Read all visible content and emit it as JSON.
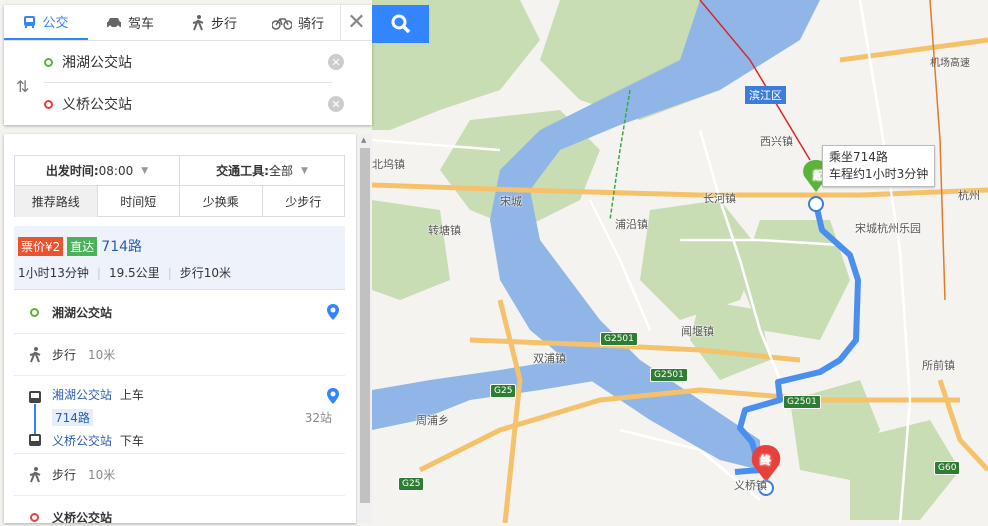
{
  "tabs": [
    {
      "label": "公交",
      "icon": "bus-icon"
    },
    {
      "label": "驾车",
      "icon": "car-icon"
    },
    {
      "label": "步行",
      "icon": "walk-icon"
    },
    {
      "label": "骑行",
      "icon": "bike-icon"
    }
  ],
  "route_inputs": {
    "start": "湘湖公交站",
    "end": "义桥公交站"
  },
  "filters": {
    "depart_label": "出发时间:",
    "depart_value": "08:00",
    "transport_label": "交通工具:",
    "transport_value": "全部",
    "options": [
      "推荐路线",
      "时间短",
      "少换乘",
      "少步行"
    ]
  },
  "route": {
    "fare_tag": "票价¥2",
    "direct_tag": "直达",
    "line_name": "714路",
    "duration": "1小时13分钟",
    "distance": "19.5公里",
    "walk": "步行10米"
  },
  "steps": {
    "start_stop": "湘湖公交站",
    "walk1_label": "步行",
    "walk1_dist": "10米",
    "board_stop": "湘湖公交站",
    "board_action": "上车",
    "bus_line": "714路",
    "stop_count": "32站",
    "alight_stop": "义桥公交站",
    "alight_action": "下车",
    "walk2_label": "步行",
    "walk2_dist": "10米",
    "end_stop": "义桥公交站"
  },
  "map": {
    "callout_line1": "乘坐714路",
    "callout_line2": "车程约1小时3分钟",
    "start_marker": "起",
    "end_marker": "终",
    "district": "滨江区",
    "highway_label": "机场高速",
    "labels": [
      "北坞镇",
      "宋城",
      "转塘镇",
      "浦沿镇",
      "长河镇",
      "西兴镇",
      "宋城杭州乐园",
      "闻堰镇",
      "双浦镇",
      "周浦乡",
      "所前镇",
      "义桥镇",
      "杭州"
    ],
    "road_shields": [
      "G2501",
      "G2501",
      "G2501",
      "G25",
      "G25",
      "G60"
    ],
    "colors": {
      "route": "#4a8ff0",
      "river": "#8fb6e6",
      "highway": "#f5c26b",
      "accent": "#3385ff"
    }
  }
}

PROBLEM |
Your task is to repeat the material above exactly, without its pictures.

SOLUTION TO THIS PROBLEM |
Read all visible content and emit it as JSON.
{
  "tabs": [
    {
      "label": "公交",
      "icon": "bus-icon"
    },
    {
      "label": "驾车",
      "icon": "car-icon"
    },
    {
      "label": "步行",
      "icon": "walk-icon"
    },
    {
      "label": "骑行",
      "icon": "bike-icon"
    }
  ],
  "route_inputs": {
    "start": "湘湖公交站",
    "end": "义桥公交站"
  },
  "filters": {
    "depart_label": "出发时间:",
    "depart_value": "08:00",
    "transport_label": "交通工具:",
    "transport_value": "全部",
    "options": [
      "推荐路线",
      "时间短",
      "少换乘",
      "少步行"
    ]
  },
  "route": {
    "fare_tag": "票价¥2",
    "direct_tag": "直达",
    "line_name": "714路",
    "duration": "1小时13分钟",
    "distance": "19.5公里",
    "walk": "步行10米"
  },
  "steps": {
    "start_stop": "湘湖公交站",
    "walk1_label": "步行",
    "walk1_dist": "10米",
    "board_stop": "湘湖公交站",
    "board_action": "上车",
    "bus_line": "714路",
    "stop_count": "32站",
    "alight_stop": "义桥公交站",
    "alight_action": "下车",
    "walk2_label": "步行",
    "walk2_dist": "10米",
    "end_stop": "义桥公交站"
  },
  "map": {
    "callout_line1": "乘坐714路",
    "callout_line2": "车程约1小时3分钟",
    "start_marker": "起",
    "end_marker": "终",
    "district": "滨江区",
    "highway_label": "机场高速",
    "labels": [
      "北坞镇",
      "宋城",
      "转塘镇",
      "浦沿镇",
      "长河镇",
      "西兴镇",
      "宋城杭州乐园",
      "闻堰镇",
      "双浦镇",
      "周浦乡",
      "所前镇",
      "义桥镇",
      "杭州"
    ],
    "road_shields": [
      "G2501",
      "G2501",
      "G2501",
      "G25",
      "G25",
      "G60"
    ],
    "colors": {
      "route": "#4a8ff0",
      "river": "#8fb6e6",
      "highway": "#f5c26b",
      "accent": "#3385ff"
    }
  }
}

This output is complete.